Brooks left almost ten months ago, on a cold day, much like tonight, I suppose. It was so cold that we kept Little B in the car while we waited for the moment when we had to say goodbye. It’s never easy saying goodbye, and I won’t lie, experience hasn’t really taught me much about how to ease the pain, at that particular moment. And in a lot of ways, I’m not sure that I’d want it eased. It surely is what it is.

Tomorrow is our ten year anniversary. And like most of the anniversaries before this one, Brooks and I will spend the day far apart from the other. Ten years sounds like a long time, but it’s gone by so incredibly fast, when I really think about it. We were baby cats when we married. Still baby cats when we had our littlest Brooks. And I’m certain we still have a lot to learn in life.

I’m grateful that ten years of marriage, five deployments, two moves, and a Little Brooks have left us stronger and more in love than that day we both said I do. It wasn’t always easy. There were moments when I miserably failed at being Brooks’s wife and best friend, moments he failed too.
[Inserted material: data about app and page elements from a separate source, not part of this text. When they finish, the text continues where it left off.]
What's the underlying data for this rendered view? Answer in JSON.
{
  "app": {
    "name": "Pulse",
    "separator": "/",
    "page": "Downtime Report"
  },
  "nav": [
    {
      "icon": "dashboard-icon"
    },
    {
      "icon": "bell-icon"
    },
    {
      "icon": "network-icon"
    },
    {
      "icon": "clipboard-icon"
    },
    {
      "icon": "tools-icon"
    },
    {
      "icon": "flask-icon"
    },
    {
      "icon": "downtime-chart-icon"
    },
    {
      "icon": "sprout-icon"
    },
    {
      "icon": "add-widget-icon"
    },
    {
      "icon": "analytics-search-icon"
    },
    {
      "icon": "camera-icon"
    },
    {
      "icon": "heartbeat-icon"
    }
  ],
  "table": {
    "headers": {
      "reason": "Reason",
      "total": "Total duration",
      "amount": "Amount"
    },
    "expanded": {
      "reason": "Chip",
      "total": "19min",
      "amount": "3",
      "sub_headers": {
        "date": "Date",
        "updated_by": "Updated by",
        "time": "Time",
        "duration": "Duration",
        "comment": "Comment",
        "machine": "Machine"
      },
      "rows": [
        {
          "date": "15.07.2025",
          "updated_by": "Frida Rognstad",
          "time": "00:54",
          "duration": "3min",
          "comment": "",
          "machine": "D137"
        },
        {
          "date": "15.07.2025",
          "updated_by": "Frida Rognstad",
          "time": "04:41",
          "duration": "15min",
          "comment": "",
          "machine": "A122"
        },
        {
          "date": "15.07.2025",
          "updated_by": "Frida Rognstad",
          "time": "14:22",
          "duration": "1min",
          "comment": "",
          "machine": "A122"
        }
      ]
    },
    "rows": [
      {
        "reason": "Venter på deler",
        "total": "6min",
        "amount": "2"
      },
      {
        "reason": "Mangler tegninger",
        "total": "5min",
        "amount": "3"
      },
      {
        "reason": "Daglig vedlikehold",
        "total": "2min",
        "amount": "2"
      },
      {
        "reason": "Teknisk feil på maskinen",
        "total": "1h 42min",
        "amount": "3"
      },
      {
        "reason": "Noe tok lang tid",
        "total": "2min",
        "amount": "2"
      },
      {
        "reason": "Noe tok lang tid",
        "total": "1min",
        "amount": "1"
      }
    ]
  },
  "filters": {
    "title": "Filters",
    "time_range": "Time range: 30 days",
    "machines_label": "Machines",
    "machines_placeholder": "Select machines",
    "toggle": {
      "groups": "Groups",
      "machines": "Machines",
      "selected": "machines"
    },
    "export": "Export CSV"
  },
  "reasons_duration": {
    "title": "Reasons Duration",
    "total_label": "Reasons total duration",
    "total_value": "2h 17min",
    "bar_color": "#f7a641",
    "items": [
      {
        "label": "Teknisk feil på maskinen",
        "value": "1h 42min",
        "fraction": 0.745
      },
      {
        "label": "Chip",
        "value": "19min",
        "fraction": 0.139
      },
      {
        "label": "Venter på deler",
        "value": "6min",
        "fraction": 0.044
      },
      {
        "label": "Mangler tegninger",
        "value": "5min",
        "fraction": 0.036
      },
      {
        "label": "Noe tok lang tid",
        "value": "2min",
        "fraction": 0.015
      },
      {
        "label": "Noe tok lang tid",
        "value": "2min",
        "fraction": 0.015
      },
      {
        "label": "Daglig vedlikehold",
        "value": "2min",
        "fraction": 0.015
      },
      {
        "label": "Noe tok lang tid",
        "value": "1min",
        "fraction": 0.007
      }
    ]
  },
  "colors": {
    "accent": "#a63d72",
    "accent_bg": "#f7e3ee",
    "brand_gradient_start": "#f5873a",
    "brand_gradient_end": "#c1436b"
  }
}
But our moments of being each other’s perfect half have truly outweighed any of the less than stellar moments.

There was a particular moment, during Brooks’s second deployment when I found myself so tired of the deployments, with no break in sight (and in hindsight, I had three more to go through), that I I wailed like a baby. In my defense, I was at a bar with some of Brooks’s family members, and I certainly don’t hold my liquor very well. And we were all dancing and it made me so sad and I was just so tired of living my life without him, when all we’d wanted since we’d met was to never spend a moment apart. And so I wept.

I remember, later, when I sobered up, thinking that I was weak, and failing at this marriage thing. I was tired, mentally and physically. I missed my beau, but I knew that when he returned it wasn’t going to be easy either, and even that made me tired, because Brooks always knew even before coming home that he was going to leave again, and it always screwed with his head. And I didn’t know how to fix it, how to make it better, and so I felt like a failure.

When I stopped fighting what I couldn’t change things certainly got better. And realizing that being tired was okay gave me the peace to live life without over analyzing what was certainly natural. Those early deployments were like navigating through a crazy, scary forest with no moon in sight to light the way. All the spouses around me were doing their best to hide the fact that we were all going through the same thing, because we thought our situations were unique, and really, if we’d been less prideful, we’d have had some comfort in knowing it was pretty darn normal and that things were really going to be okay.

So, even though I find myself tired lately, I know there isn’t anything to be read into it. I’m human. Missing My Brooks is a good thing, even when it’s so painful it physically hurts. It doesn’t mean I’m weak or can’t handle a sixth deployment (though I certainly hope we get a bit of a break before our next long goodbye). It doesn’t mean that I’m unhappy with our life or upset with Brooks’s service. It just means I’m human.

Because I know the truth.

I know that ten years of marriage, the good days and the bad, have shaped us, in a good way. I know that as bone tired as I am that tomorrow will be a better day. I’m lucky enough to be married to an amazing man who makes me laugh and smile and count my blessings. Who is never stingy with his words, has patience to spare, and who, aggravatingly enough, is always, always right. Who is missed beyond measure, always.

I’m looking forward to the next ten years, a lifetime after that.

For now, I’m looking forward to our latest homecoming, a true gift since it comes sooner than we’d expected.

As always, life remains sweet, regardless of the circumstance.